The Map That Changed the World is a very human tale of endurance and achievement, of one man's dedication in the face of ruin. With a keen eye and thoughtful detail, Simon Winchester unfolds the poignant sacrifice behind this world-changing discovery.
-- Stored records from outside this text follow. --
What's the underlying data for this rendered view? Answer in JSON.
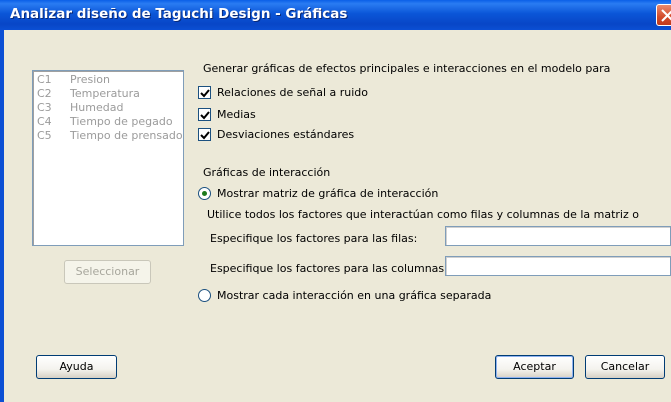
{
  "window": {
    "title": "Analizar diseño de Taguchi Design - Gráficas"
  },
  "columns_list": [
    {
      "id": "C1",
      "name": "Presion"
    },
    {
      "id": "C2",
      "name": "Temperatura"
    },
    {
      "id": "C3",
      "name": "Humedad"
    },
    {
      "id": "C4",
      "name": "Tiempo de pegado"
    },
    {
      "id": "C5",
      "name": "Tiempo de prensado"
    }
  ],
  "select_button": "Seleccionar",
  "effects": {
    "heading": "Generar gráficas de efectos principales e interacciones en el modelo para",
    "options": [
      {
        "label": "Relaciones de señal a ruido",
        "checked": true
      },
      {
        "label": "Medias",
        "checked": true
      },
      {
        "label": "Desviaciones estándares",
        "checked": true
      }
    ]
  },
  "interaction": {
    "heading": "Gráficas de interacción",
    "matrix_option": "Mostrar matriz de gráfica de interacción",
    "matrix_selected": true,
    "matrix_note": "Utilice todos los factores que interactúan como filas y columnas de la matriz o",
    "rows_label": "Especifique los factores para las filas:",
    "rows_value": "",
    "cols_label": "Especifique los factores para las columnas:",
    "cols_value": "",
    "separate_option": "Mostrar cada interacción en una gráfica separada",
    "separate_selected": false
  },
  "buttons": {
    "help": "Ayuda",
    "ok": "Aceptar",
    "cancel": "Cancelar"
  }
}
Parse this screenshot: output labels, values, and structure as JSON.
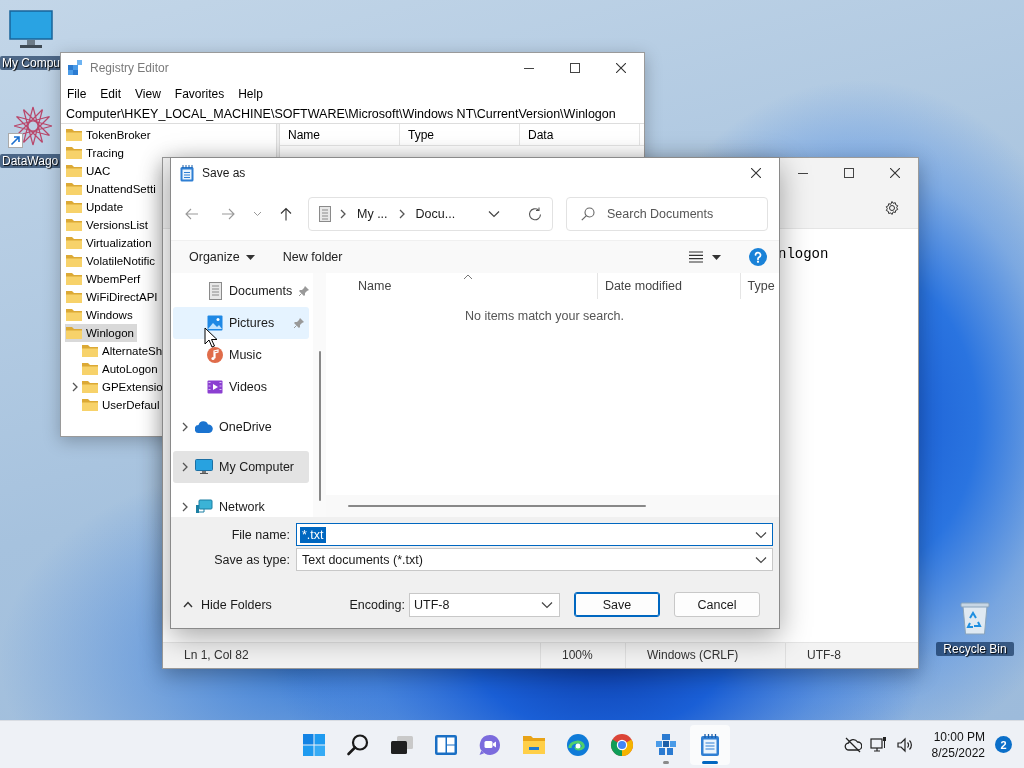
{
  "desktop": {
    "icons": [
      {
        "label": "My Compu",
        "kind": "computer"
      },
      {
        "label": "DataWago",
        "kind": "app"
      },
      {
        "label": "Recycle Bin",
        "kind": "bin"
      }
    ]
  },
  "registry_editor": {
    "title": "Registry Editor",
    "menu": [
      "File",
      "Edit",
      "View",
      "Favorites",
      "Help"
    ],
    "address": "Computer\\HKEY_LOCAL_MACHINE\\SOFTWARE\\Microsoft\\Windows NT\\CurrentVersion\\Winlogon",
    "tree": [
      {
        "label": "TokenBroker",
        "selected": false
      },
      {
        "label": "Tracing",
        "selected": false
      },
      {
        "label": "UAC",
        "selected": false
      },
      {
        "label": "UnattendSetti",
        "selected": false
      },
      {
        "label": "Update",
        "selected": false
      },
      {
        "label": "VersionsList",
        "selected": false
      },
      {
        "label": "Virtualization",
        "selected": false
      },
      {
        "label": "VolatileNotific",
        "selected": false
      },
      {
        "label": "WbemPerf",
        "selected": false
      },
      {
        "label": "WiFiDirectAPI",
        "selected": false
      },
      {
        "label": "Windows",
        "selected": false
      },
      {
        "label": "Winlogon",
        "selected": true,
        "children": [
          {
            "label": "AlternateSh",
            "selected": false,
            "collapsed": false
          },
          {
            "label": "AutoLogon",
            "selected": false,
            "collapsed": false
          },
          {
            "label": "GPExtensio",
            "selected": false,
            "collapsed": true
          },
          {
            "label": "UserDefaul",
            "selected": false,
            "collapsed": false
          }
        ]
      }
    ],
    "columns": [
      "Name",
      "Type",
      "Data"
    ]
  },
  "notepad": {
    "text": "nlogon",
    "status_bar": [
      "Ln 1, Col 82",
      "100%",
      "Windows (CRLF)",
      "UTF-8"
    ]
  },
  "save_dialog": {
    "title": "Save as",
    "breadcrumb": [
      "My ...",
      "Docu..."
    ],
    "search": {
      "placeholder": "Search Documents"
    },
    "organize": "Organize",
    "new_folder": "New folder",
    "nav_pane": [
      {
        "label": "Documents",
        "kind": "documents",
        "pinned": true,
        "hover": false,
        "selected": false,
        "expandable": false
      },
      {
        "label": "Pictures",
        "kind": "pictures",
        "pinned": true,
        "hover": true,
        "selected": false,
        "expandable": false
      },
      {
        "label": "Music",
        "kind": "music",
        "pinned": false,
        "hover": false,
        "selected": false,
        "expandable": false
      },
      {
        "label": "Videos",
        "kind": "videos",
        "pinned": false,
        "hover": false,
        "selected": false,
        "expandable": false
      },
      {
        "label": "OneDrive",
        "kind": "onedrive",
        "pinned": false,
        "hover": false,
        "selected": false,
        "expandable": true
      },
      {
        "label": "My Computer",
        "kind": "computer",
        "pinned": false,
        "hover": false,
        "selected": true,
        "expandable": true
      },
      {
        "label": "Network",
        "kind": "network",
        "pinned": false,
        "hover": false,
        "selected": false,
        "expandable": true
      }
    ],
    "columns": [
      "Name",
      "Date modified",
      "Type"
    ],
    "empty_message": "No items match your search.",
    "file_name": {
      "label": "File name:",
      "value": "*.txt",
      "selected": true
    },
    "save_as_type": {
      "label": "Save as type:",
      "value": "Text documents (*.txt)"
    },
    "hide_folders": "Hide Folders",
    "encoding": {
      "label": "Encoding:",
      "value": "UTF-8"
    },
    "buttons": [
      "Save",
      "Cancel"
    ]
  },
  "taskbar": {
    "apps": [
      {
        "kind": "start",
        "running": false,
        "active": false
      },
      {
        "kind": "search",
        "running": false,
        "active": false
      },
      {
        "kind": "task_view",
        "running": false,
        "active": false
      },
      {
        "kind": "widgets",
        "running": false,
        "active": false
      },
      {
        "kind": "chat",
        "running": false,
        "active": false
      },
      {
        "kind": "explorer",
        "running": false,
        "active": false
      },
      {
        "kind": "edge",
        "running": false,
        "active": false
      },
      {
        "kind": "chrome",
        "running": false,
        "active": false
      },
      {
        "kind": "app",
        "running": true,
        "active": false
      },
      {
        "kind": "notepad",
        "running": true,
        "active": true
      }
    ],
    "time": "10:00 PM",
    "date": "8/25/2022",
    "notifications": "2"
  }
}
As he did in The Professor and the Madman, Winchester chooses an obscure historical character who is inherently fascinating, but whose life and work have also had a strong impact on civilization. Here is William Smith, the orphan son of a village blacksmith, with lots of pluck and little luck until the end of his life when this pioneering first geological cartographer of the world beneath our feet was finally and fully recognized. Smith's life illustrates the interconnectedness of early 19th-century science, the industrial revolution, an intellectual climate that permits a look beyond religious dogma, and the class biases that endlessly impede his finances and fortunes. Published in 1815, Smith's huge and beautiful map of geological strata and the fossils imbedded in them blazed the way for Darwin and the creation-vs.-evolution debates that rage even day. Winchester is a fine stylist who also has a fine, clear reading voice. He fully engages listeners, not only with the excitement of Smith's life and work, but even with geological explications that would have been pretty dull in science class. Simultaneous release with HarperCollins hardcover (Forecasts, June 4).
Geology at it's core
This is one of the most interesting and intriguing geologic books of all time. A must read for any geologist or anyone interested in earth science!
The Map that Changed the World
I read this with the same enjoyment with which I have read several of the author's previous books. You have the pleasure of being transported to another time and end in learning something you did not know before.
Balboa Island, California